wild camping

(Image credit: getty)

Should I go wild camping?

If you enjoy engaging with wildlife and experiencing the outdoors, then yes, you absolutely should try wild camping. Sleeping under the night sky in a remote area – away from the noise of traffic and other people – is an astonishing liberating thing to do. Discovering a truly stunning spot to wild camp, offering views that you would never get at a commercial campsite, is like finding hidden treasure.

Wherever you wild camp, it’s a simple but beautiful way to reconnect with nature. Encounters with animals (both nocturnal and diurnal) are much more common when you’re not surrounded by other campers. Minus the light pollution that comes from office blocks, houses and cars, the stars can be spectacular, and sunsets and sunrises can be incredible in the peaceful surroundings of the wilderness. 

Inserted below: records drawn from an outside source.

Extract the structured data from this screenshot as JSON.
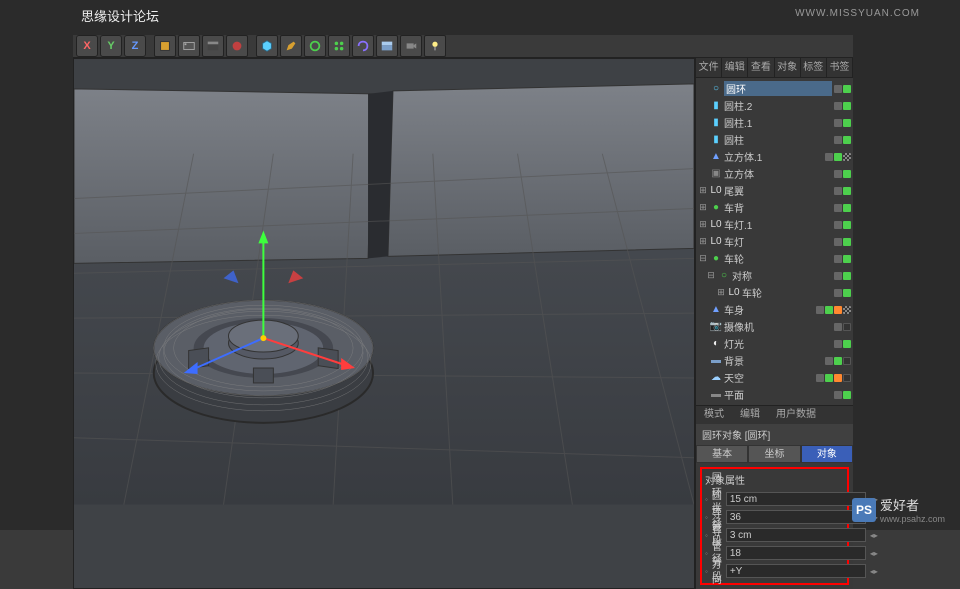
{
  "watermarks": {
    "top_text": "思缘设计论坛",
    "top_url": "WWW.MISSYUAN.COM",
    "bottom_cn": "爱好者",
    "bottom_url": "www.psahz.com",
    "bottom_logo": "PS"
  },
  "viewport": {
    "corner_icons": "✦ ⊞ ⊡"
  },
  "toolbar": {
    "x": "X",
    "y": "Y",
    "z": "Z"
  },
  "panel_tabs": [
    "文件",
    "编辑",
    "查看",
    "对象",
    "标签",
    "书签"
  ],
  "objects": [
    {
      "d": 0,
      "exp": "",
      "icon": "○",
      "ic": "#5bd0ff",
      "name": "圆环",
      "sel": true,
      "dots": [
        "g",
        "c"
      ]
    },
    {
      "d": 0,
      "exp": "",
      "icon": "▮",
      "ic": "#5bd0ff",
      "name": "圆柱.2",
      "dots": [
        "g",
        "c"
      ]
    },
    {
      "d": 0,
      "exp": "",
      "icon": "▮",
      "ic": "#5bd0ff",
      "name": "圆柱.1",
      "dots": [
        "g",
        "c"
      ]
    },
    {
      "d": 0,
      "exp": "",
      "icon": "▮",
      "ic": "#5bd0ff",
      "name": "圆柱",
      "dots": [
        "g",
        "c"
      ]
    },
    {
      "d": 0,
      "exp": "",
      "icon": "▲",
      "ic": "#70a0ff",
      "name": "立方体.1",
      "dots": [
        "g",
        "c",
        "chk"
      ]
    },
    {
      "d": 0,
      "exp": "",
      "icon": "▣",
      "ic": "#888",
      "name": "立方体",
      "dots": [
        "g",
        "c"
      ]
    },
    {
      "d": 0,
      "exp": "⊞",
      "icon": "L0",
      "ic": "#ddd",
      "name": "尾翼",
      "dots": [
        "g",
        "c"
      ]
    },
    {
      "d": 0,
      "exp": "⊞",
      "icon": "●",
      "ic": "#4dd04d",
      "name": "车背",
      "dots": [
        "g",
        "c"
      ]
    },
    {
      "d": 0,
      "exp": "⊞",
      "icon": "L0",
      "ic": "#ddd",
      "name": "车灯.1",
      "dots": [
        "g",
        "c"
      ]
    },
    {
      "d": 0,
      "exp": "⊞",
      "icon": "L0",
      "ic": "#ddd",
      "name": "车灯",
      "dots": [
        "g",
        "c"
      ]
    },
    {
      "d": 0,
      "exp": "⊟",
      "icon": "●",
      "ic": "#4dd04d",
      "name": "车轮",
      "dots": [
        "g",
        "c"
      ]
    },
    {
      "d": 1,
      "exp": "⊟",
      "icon": "○",
      "ic": "#4dd04d",
      "name": "对称",
      "dots": [
        "g",
        "c"
      ]
    },
    {
      "d": 2,
      "exp": "⊞",
      "icon": "L0",
      "ic": "#ddd",
      "name": "车轮",
      "dots": [
        "g",
        "c"
      ]
    },
    {
      "d": 0,
      "exp": "",
      "icon": "▲",
      "ic": "#70a0ff",
      "name": "车身",
      "dots": [
        "g",
        "c",
        "x",
        "chk"
      ]
    },
    {
      "d": 0,
      "exp": "",
      "icon": "📷",
      "ic": "#ddd",
      "name": "摄像机",
      "dots": [
        "g",
        "dk"
      ]
    },
    {
      "d": 0,
      "exp": "",
      "icon": "◐",
      "ic": "#eee",
      "name": "灯光",
      "dots": [
        "g",
        "c"
      ]
    },
    {
      "d": 0,
      "exp": "",
      "icon": "▬",
      "ic": "#7b9fc9",
      "name": "背景",
      "dots": [
        "g",
        "c",
        "dk"
      ]
    },
    {
      "d": 0,
      "exp": "",
      "icon": "☁",
      "ic": "#9bd0ff",
      "name": "天空",
      "dots": [
        "g",
        "c",
        "x",
        "dk"
      ]
    },
    {
      "d": 0,
      "exp": "",
      "icon": "▬",
      "ic": "#888",
      "name": "平面",
      "dots": [
        "g",
        "c"
      ]
    }
  ],
  "attr": {
    "mode_tabs": [
      "模式",
      "编辑",
      "用户数据"
    ],
    "header": "圆环对象 [圆环]",
    "subtabs": [
      "基本",
      "坐标",
      "对象"
    ],
    "section_title": "对象属性",
    "rows": [
      {
        "label": "圆环半径",
        "value": "15 cm"
      },
      {
        "label": "圆环分段",
        "value": "36"
      },
      {
        "label": "导管半径",
        "value": "3 cm"
      },
      {
        "label": "导管分段",
        "value": "18"
      },
      {
        "label": "方向",
        "value": "+Y"
      }
    ]
  }
}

Wild camping is a fantastic thing to experience with your children (they love the excitement of it), and it’s a great way to teach kids about how to behave in the outdoors – instilling good ethics at a young age. And if you’re planning a multiday adventure – on foot, by bike or in a boat – then wild camping offers you the most freedom, removing the restrictions that are imposed if you have to decide in advance exactly where you’re going to stop each day. So, yes, do go wild camping; just be responsible. The outdoors is for everyone.

Pat Kinsella
Freelance outdoor writer

Author of Caving, Canyoning, Coasteering…, a recently released book about all kinds of outdoor adventures around Britain, Pat Kinsella has been writing about outdoor pursuits and adventure sports for two decades. In pursuit of stories he’s canoed Canada’s Yukon River, climbed Mont Blanc and Kilimanjaro, skied and mountain biked across the Norwegian Alps, run ultras across the roof of Mauritius and through the hills of the Himalayas, and set short-lived speed records for trail-running Australia’s highest peaks and New Zealand’s nine Great Walks. A former editor of several Australian magazines he’s a longtime contributor to publications including Sidetracked, Outdoor, National Geographic Traveller, Trail Running, The Great Outdoors, Outdoor Fitness and Adventure Travel, and a regular writer for Lonely Planet (for whom he compiled, edited and co-wrote the Atlas of Adventure, a guide to outdoor pursuits around the globe). He’s authored guides to exploring the coastline and countryside of Devon and Dorset, and recently wrote a book about pub walks. Follow Pat's adventures on Strava and instagram.